The impetus for this one comes from Lucent Pictures, who approached 4°C after seeing their work on films like Tekkonkinkreet and the Animatrix. Producer and 4°C cofounder Eiko Tanaka was actually unfamiliar with the work at the time; the decision to focus on the Golden Age arc comes from the screenwriter. First came a pilot in 2008, which earned Miura’s approval; the subsequent single movie ended up splitting into three to contain the material, and still cuts a lot compared to the pacing of the TV series.
4°C’s overall approach was to combine cel-shaded CG with traditional animation, an approach which would allow them to take on the enormous battle scenes and complex suits of armour. As SteveM describes, the result is… a bit of a mixed bag, visually speaking. 4°C are definitely one of the best when it comes to merging 2D and 3D, but this time they were applying it to living creatures rather than environments or machines for the first time. The results often looked awkward and uncanny in motion, with the attempt to animate the CG on 2s to mesh better with the 2D frequently ending up with the worst of both worlds. This was improved a lot by the time of the third movie, but still an unfortunate weakness.
Despite this, this is anything but a passionless project; they got in HEMA practitioners to choreograph the fights and went to considerable effort to include historical armour and weapons - perhaps a misguided effort since historical accuracy was never especially the point of Berserk, but definitely a sign of something. And at least going by the reactions of critics, the troubles were largely ironed out by the third movie, which finally got to deliver the Eclipse sequence in its full horrible splendour. In the comments of that video, there are some interesting discussions of what 4°C did better: some people point to the romantic scenes between Guts and Casca, the moment where Guts accidentally kills a child, and the amputation scene in the eclipse arc.
I don’t have an opinion yet! Right now I’m purely a manga reader and haven’t seen any adaptations of Berserk. So I’m looking forward to seeing how all this hangs together in full tonight.
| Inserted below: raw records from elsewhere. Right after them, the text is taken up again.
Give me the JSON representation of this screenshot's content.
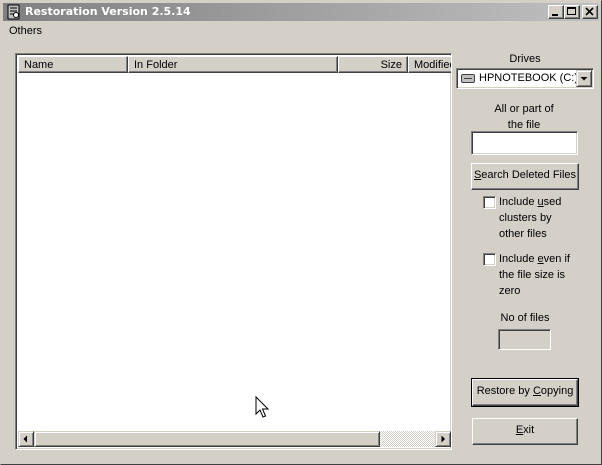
{
  "window": {
    "title": "Restoration Version 2.5.14",
    "icons": [
      "app-icon",
      "minimize-icon",
      "maximize-icon",
      "close-icon"
    ]
  },
  "menu": {
    "items": [
      {
        "label": "Others"
      }
    ]
  },
  "list": {
    "columns": [
      "Name",
      "In Folder",
      "Size",
      "Modified"
    ],
    "rows": []
  },
  "panel": {
    "drives_label": "Drives",
    "drive_selected": "HPNOTEBOOK (C:)",
    "search_label_line1": "All or part of",
    "search_label_line2": "the file",
    "search_value": "",
    "search_button": {
      "pre": "",
      "key": "S",
      "post": "earch Deleted Files"
    },
    "include_used": {
      "line1_pre": "Include ",
      "line1_key": "u",
      "line1_post": "sed",
      "line2": "clusters by",
      "line3": "other files",
      "checked": false
    },
    "include_zero": {
      "line1_pre": "Include ",
      "line1_key": "e",
      "line1_post": "ven if",
      "line2": "the file size is",
      "line3": "zero",
      "checked": false
    },
    "file_count_label": "No of files",
    "file_count_value": "",
    "restore_button": {
      "pre": "Restore by ",
      "key": "C",
      "post": "opying"
    },
    "exit_button": {
      "pre": "",
      "key": "E",
      "post": "xit"
    }
  },
  "colors": {
    "face": "#d4d0c8",
    "titlebar_start": "#808080",
    "titlebar_end": "#c0c0c0"
  }
}
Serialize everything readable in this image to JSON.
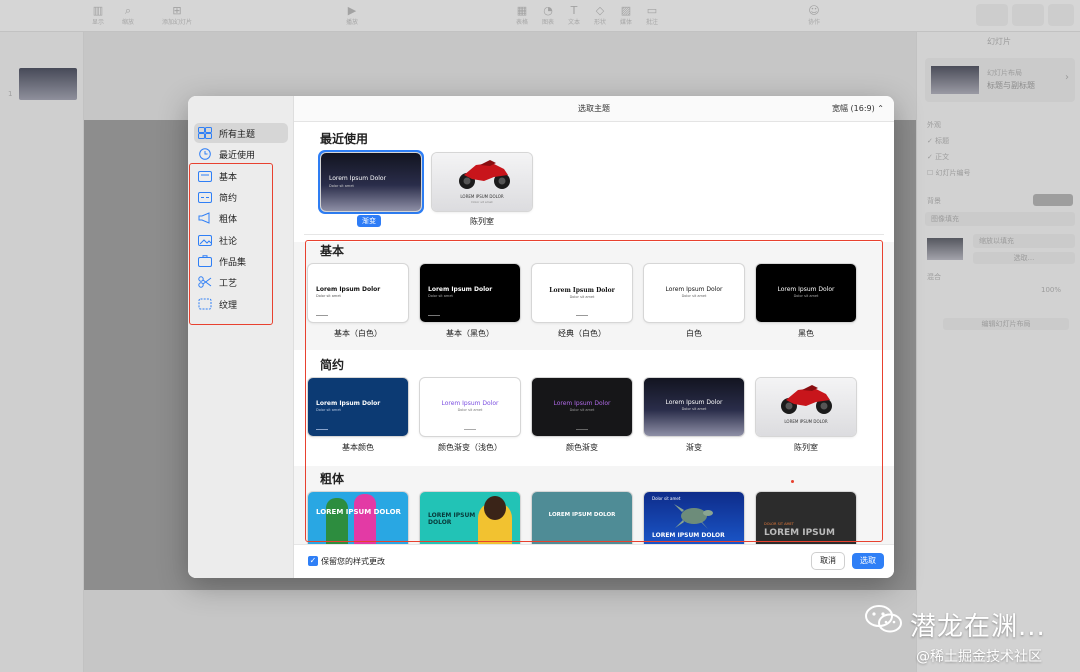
{
  "toolbar": {
    "items": [
      {
        "label": "显示",
        "icon": "view-icon"
      },
      {
        "label": "缩放",
        "icon": "zoom-icon"
      },
      {
        "label": "添加幻灯片",
        "icon": "add-slide-icon"
      },
      {
        "label": "播放",
        "icon": "play-icon"
      },
      {
        "label": "表格",
        "icon": "table-icon"
      },
      {
        "label": "图表",
        "icon": "chart-icon"
      },
      {
        "label": "文本",
        "icon": "text-icon"
      },
      {
        "label": "形状",
        "icon": "shape-icon"
      },
      {
        "label": "媒体",
        "icon": "media-icon"
      },
      {
        "label": "批注",
        "icon": "comment-icon"
      },
      {
        "label": "协作",
        "icon": "collaborate-icon"
      }
    ]
  },
  "navigator": {
    "slide_number": "1"
  },
  "inspector": {
    "tab": "幻灯片",
    "layout_name": "幻灯片布局",
    "layout_value": "标题与副标题",
    "appearance_heading": "外观",
    "check_title": "标题",
    "check_body": "正文",
    "check_slide_number": "幻灯片编号",
    "background_label": "背景",
    "fill_type": "图像填充",
    "scale_mode": "缩放以填充",
    "choose_button": "选取...",
    "blend_label": "混合",
    "opacity": "100%",
    "edit_layout_button": "编辑幻灯片布局"
  },
  "dialog": {
    "title": "选取主题",
    "aspect": "宽幅 (16:9)",
    "sidebar": [
      {
        "label": "所有主题",
        "icon": "all-themes-icon"
      },
      {
        "label": "最近使用",
        "icon": "recent-clock-icon"
      },
      {
        "label": "基本",
        "icon": "basic-icon"
      },
      {
        "label": "简约",
        "icon": "minimal-icon"
      },
      {
        "label": "粗体",
        "icon": "bold-megaphone-icon"
      },
      {
        "label": "社论",
        "icon": "editorial-image-icon"
      },
      {
        "label": "作品集",
        "icon": "portfolio-icon"
      },
      {
        "label": "工艺",
        "icon": "craft-scissors-icon"
      },
      {
        "label": "纹理",
        "icon": "texture-icon"
      }
    ],
    "recent": {
      "title": "最近使用",
      "themes": [
        {
          "label": "渐变",
          "card_title": "Lorem Ipsum Dolor",
          "card_sub": "Dolor sit amet"
        },
        {
          "label": "陈列室",
          "card_title": "LOREM IPSUM DOLOR",
          "card_sub": "Dolor sit amet"
        }
      ]
    },
    "basic": {
      "title": "基本",
      "themes": [
        {
          "label": "基本（白色）",
          "card_title": "Lorem Ipsum Dolor",
          "card_sub": "Dolor sit amet"
        },
        {
          "label": "基本（黑色）",
          "card_title": "Lorem Ipsum Dolor",
          "card_sub": "Dolor sit amet"
        },
        {
          "label": "经典（白色）",
          "card_title": "Lorem Ipsum Dolor",
          "card_sub": "Dolor sit amet"
        },
        {
          "label": "白色",
          "card_title": "Lorem Ipsum Dolor",
          "card_sub": "Dolor sit amet"
        },
        {
          "label": "黑色",
          "card_title": "Lorem Ipsum Dolor",
          "card_sub": "Dolor sit amet"
        }
      ]
    },
    "minimal": {
      "title": "简约",
      "themes": [
        {
          "label": "基本颜色",
          "card_title": "Lorem Ipsum Dolor",
          "card_sub": "Dolor sit amet"
        },
        {
          "label": "颜色渐变（浅色）",
          "card_title": "Lorem Ipsum Dolor",
          "card_sub": "Dolor sit amet"
        },
        {
          "label": "颜色渐变",
          "card_title": "Lorem Ipsum Dolor",
          "card_sub": "Dolor sit amet"
        },
        {
          "label": "渐变",
          "card_title": "Lorem Ipsum Dolor",
          "card_sub": "Dolor sit amet"
        },
        {
          "label": "陈列室",
          "card_title": "LOREM IPSUM DOLOR",
          "card_sub": ""
        }
      ]
    },
    "bold": {
      "title": "粗体",
      "themes": [
        {
          "card_title": "LOREM IPSUM DOLOR"
        },
        {
          "card_title": "LOREM IPSUM DOLOR"
        },
        {
          "card_title": "LOREM IPSUM DOLOR"
        },
        {
          "card_title": "LOREM IPSUM DOLOR",
          "card_sub": "Dolor sit amet"
        },
        {
          "card_title": "LOREM IPSUM",
          "card_sub": "DOLOR SIT AMET"
        }
      ]
    },
    "keep_changes": "保留您的样式更改",
    "cancel": "取消",
    "choose": "选取",
    "colors": {
      "accent": "#2f7ff6",
      "annotation": "#e8412f"
    }
  },
  "watermark": {
    "title": "潜龙在渊...",
    "subtitle": "@稀土掘金技术社区"
  }
}
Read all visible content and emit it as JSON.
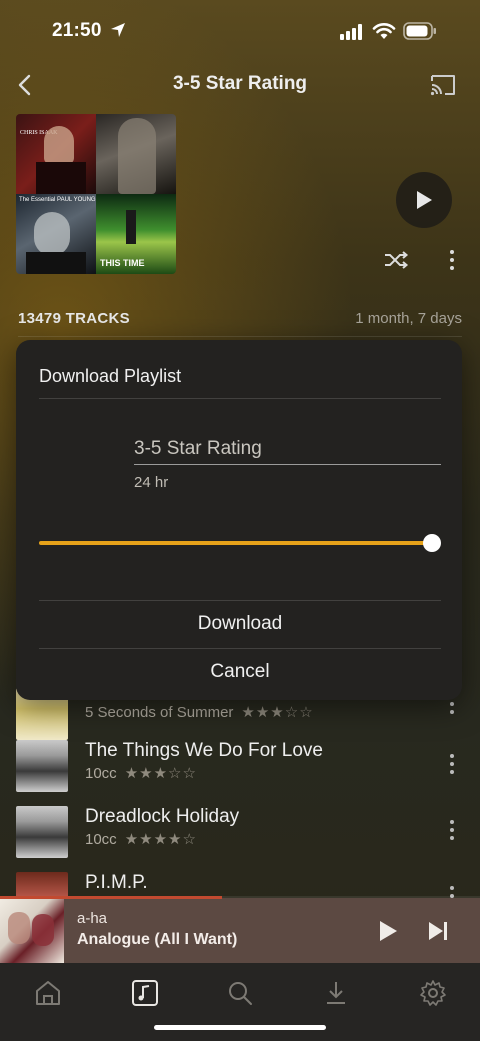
{
  "status_bar": {
    "time": "21:50"
  },
  "header": {
    "title": "3-5 Star Rating"
  },
  "cover": {
    "tile_1_text": "CHRIS ISAAK",
    "tile_3_text": "The Essential PAUL YOUNG",
    "tile_4_text": "THIS TIME"
  },
  "summary": {
    "tracks": "13479 TRACKS",
    "duration": "1 month, 7 days"
  },
  "dialog": {
    "title": "Download Playlist",
    "playlist_name": "3-5 Star Rating",
    "duration_label": "24 hr",
    "slider_value": 1.0,
    "download_label": "Download",
    "cancel_label": "Cancel"
  },
  "tracks": [
    {
      "title": "",
      "artist": "5 Seconds of Summer",
      "stars": "★★★☆☆"
    },
    {
      "title": "The Things We Do For Love",
      "artist": "10cc",
      "stars": "★★★☆☆"
    },
    {
      "title": "Dreadlock Holiday",
      "artist": "10cc",
      "stars": "★★★★☆"
    },
    {
      "title": "P.I.M.P.",
      "artist": "",
      "stars": ""
    }
  ],
  "now_playing": {
    "artist": "a-ha",
    "title": "Analogue (All I Want)",
    "progress": 0.46
  },
  "tabs": [
    "home",
    "library",
    "search",
    "downloads",
    "settings"
  ],
  "colors": {
    "accent": "#e6a21a",
    "progress": "#c24a30"
  }
}
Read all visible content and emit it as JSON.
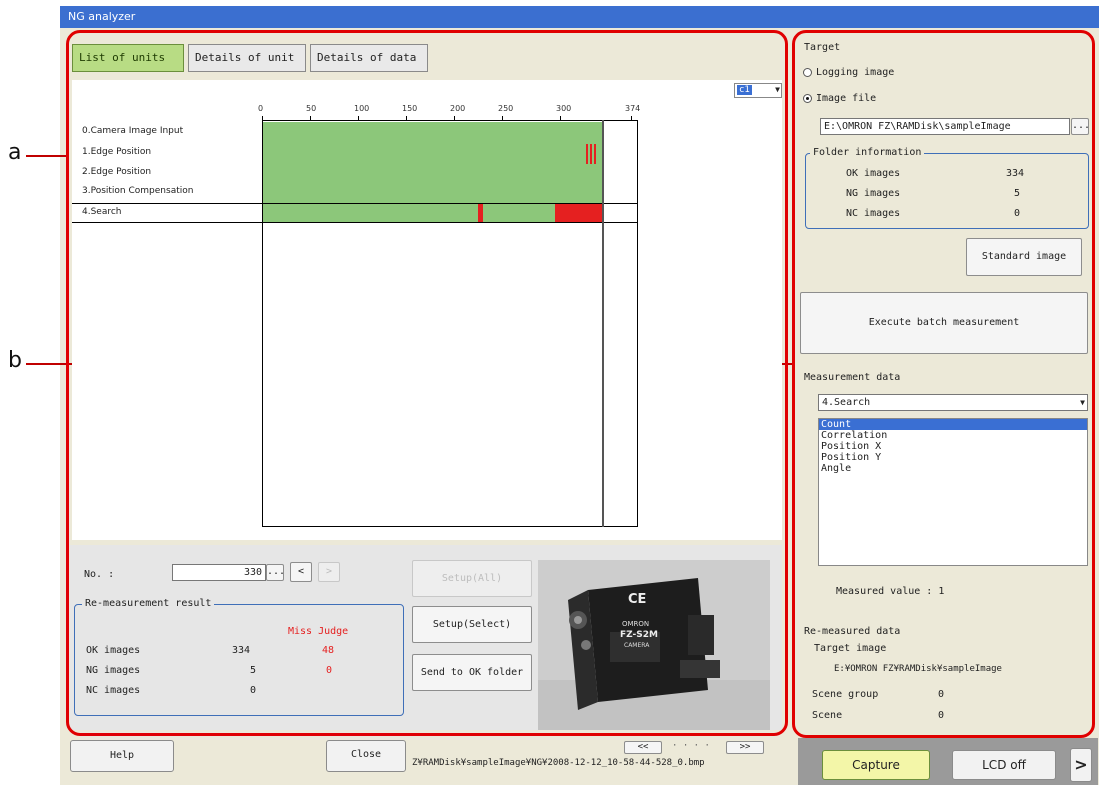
{
  "window": {
    "title": "NG analyzer"
  },
  "callouts": {
    "a": "a",
    "b": "b"
  },
  "tabs": [
    {
      "label": "List of units"
    },
    {
      "label": "Details of unit"
    },
    {
      "label": "Details of data"
    }
  ],
  "chart": {
    "camera_select": "c1",
    "axis_ticks": [
      "0",
      "50",
      "100",
      "150",
      "200",
      "250",
      "300",
      "374"
    ],
    "rows": [
      {
        "label": "0.Camera Image Input"
      },
      {
        "label": "1.Edge Position"
      },
      {
        "label": "2.Edge Position"
      },
      {
        "label": "3.Position Compensation"
      },
      {
        "label": "4.Search"
      }
    ],
    "colors": {
      "ok": "#8cc77a",
      "ng": "#e52020"
    }
  },
  "bottom": {
    "no_label": "No. :",
    "no_value": "330",
    "browse": "...",
    "prev": "<",
    "next": ">",
    "setup_all": "Setup(All)",
    "setup_select": "Setup(Select)",
    "send_ok": "Send to OK folder",
    "remeasure_title": "Re-measurement result",
    "miss_judge": "Miss Judge",
    "rows": [
      {
        "label": "OK images",
        "count": "334",
        "miss": "48"
      },
      {
        "label": "NG images",
        "count": "5",
        "miss": "0"
      },
      {
        "label": "NC images",
        "count": "0",
        "miss": ""
      }
    ],
    "camera_text": [
      "CE",
      "OMRON",
      "FZ-S2M",
      "CAMERA"
    ]
  },
  "right": {
    "target_label": "Target",
    "logging_image": "Logging image",
    "image_file": "Image file",
    "path": "E:\\OMRON FZ\\RAMDisk\\sampleImage",
    "browse": "...",
    "folder_info_title": "Folder information",
    "folder_rows": [
      {
        "label": "OK images",
        "value": "334"
      },
      {
        "label": "NG images",
        "value": "5"
      },
      {
        "label": "NC images",
        "value": "0"
      }
    ],
    "standard_image": "Standard image",
    "execute_batch": "Execute batch measurement",
    "measurement_data_label": "Measurement data",
    "unit_select": "4.Search",
    "list_items": [
      "Count",
      "Correlation",
      "Position X",
      "Position Y",
      "Angle"
    ],
    "measured_value": "Measured value : 1",
    "remeasured_data": "Re-measured data",
    "target_image_label": "Target image",
    "target_image_path": "E:¥OMRON FZ¥RAMDisk¥sampleImage",
    "scene_group_label": "Scene group",
    "scene_group_value": "0",
    "scene_label": "Scene",
    "scene_value": "0"
  },
  "footer": {
    "help": "Help",
    "close": "Close",
    "file_path": "Z¥RAMDisk¥sampleImage¥NG¥2008-12-12_10-58-44-528_0.bmp",
    "nav_first": "<<",
    "nav_dots": "· · · ·",
    "nav_last": ">>",
    "capture": "Capture",
    "lcd_off": "LCD off",
    "more": ">"
  }
}
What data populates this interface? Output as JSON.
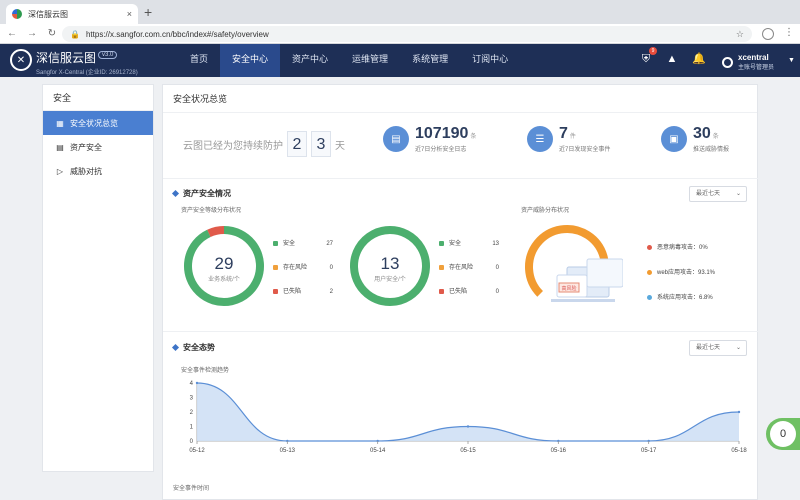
{
  "browser": {
    "tab_title": "深信服云图",
    "tab_close": "×",
    "new_tab": "+",
    "url": "https://x.sangfor.com.cn/bbc/index#/safety/overview"
  },
  "header": {
    "brand_name": "深信服云图",
    "version": "v3.0",
    "brand_sub": "Sangfor X-Central (企业ID: 26912728)",
    "nav": [
      "首页",
      "安全中心",
      "资产中心",
      "运维管理",
      "系统管理",
      "订阅中心"
    ],
    "alert_badge": "9",
    "username": "xcentral",
    "role": "主账号管理员"
  },
  "sidebar": {
    "title": "安全",
    "items": [
      {
        "label": "安全状况总览",
        "icon": "grid-icon"
      },
      {
        "label": "资产安全",
        "icon": "table-icon"
      },
      {
        "label": "威胁对抗",
        "icon": "play-icon"
      }
    ]
  },
  "main": {
    "title": "安全状况总览",
    "protect": {
      "prefix": "云图已经为您持续防护",
      "digits": [
        "2",
        "3"
      ],
      "unit": "天"
    },
    "stats": [
      {
        "value": "107190",
        "unit": "条",
        "desc": "近7日分析安全日志",
        "icon": "document-icon"
      },
      {
        "value": "7",
        "unit": "件",
        "desc": "近7日发现安全事件",
        "icon": "clipboard-icon"
      },
      {
        "value": "30",
        "unit": "条",
        "desc": "推送威胁情报",
        "icon": "calendar-icon"
      }
    ],
    "asset_section": {
      "title": "资产安全情况",
      "select": "最近七天",
      "dist_title": "资产安全等级分布状况",
      "threat_title": "资产威胁分布状况",
      "donut1": {
        "value": "29",
        "label": "业务系统/个",
        "segments": [
          {
            "name": "安全",
            "value": 27
          },
          {
            "name": "存在风险",
            "value": 0
          },
          {
            "name": "已失陷",
            "value": 2
          }
        ]
      },
      "donut2": {
        "value": "13",
        "label": "用户安全/个",
        "segments": [
          {
            "name": "安全",
            "value": 13
          },
          {
            "name": "存在风险",
            "value": 0
          },
          {
            "name": "已失陷",
            "value": 0
          }
        ]
      },
      "donut1_values": [
        "27",
        "0",
        "2"
      ],
      "donut2_values": [
        "13",
        "0",
        "0"
      ],
      "risk_label": "高风险",
      "threat_legend": [
        "恶意病毒攻击：0%",
        "web应用攻击：93.1%",
        "系统应用攻击：6.8%"
      ],
      "threat_gauge": [
        0,
        93.1,
        6.8
      ]
    },
    "trend_section": {
      "title": "安全态势",
      "select": "最近七天",
      "chart_title": "安全事件检测趋势",
      "footer": "安全事件时间"
    }
  },
  "colors": {
    "safe": "#4caf6e",
    "risk": "#f0a03c",
    "lost": "#e05a4a",
    "web": "#f29b30",
    "sys": "#5aa9dc",
    "virus": "#e05a4a",
    "accent": "#4a7fd1"
  },
  "float_badge": "0",
  "chart_data": {
    "type": "area",
    "title": "安全事件检测趋势",
    "categories": [
      "05-12",
      "05-13",
      "05-14",
      "05-15",
      "05-16",
      "05-17",
      "05-18"
    ],
    "values": [
      4,
      0,
      0,
      1,
      0,
      0,
      2
    ],
    "ylim": [
      0,
      4
    ],
    "yticks": [
      "0",
      "1",
      "2",
      "3",
      "4"
    ],
    "grid": false
  }
}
Berserk is something that’s impossible to adapt without some sort of compromise, so the strength of an adaptation will be what it chooses to make of the material.
And oh, god, look at the time - that’s about all I have time to write. Thanks for bearing with me. We’ll be starting the Berserk movie trilogy very shortly, at our usual spot, twitch.tv/canmom - hope you can join me, I’ve been looking forward to this a while!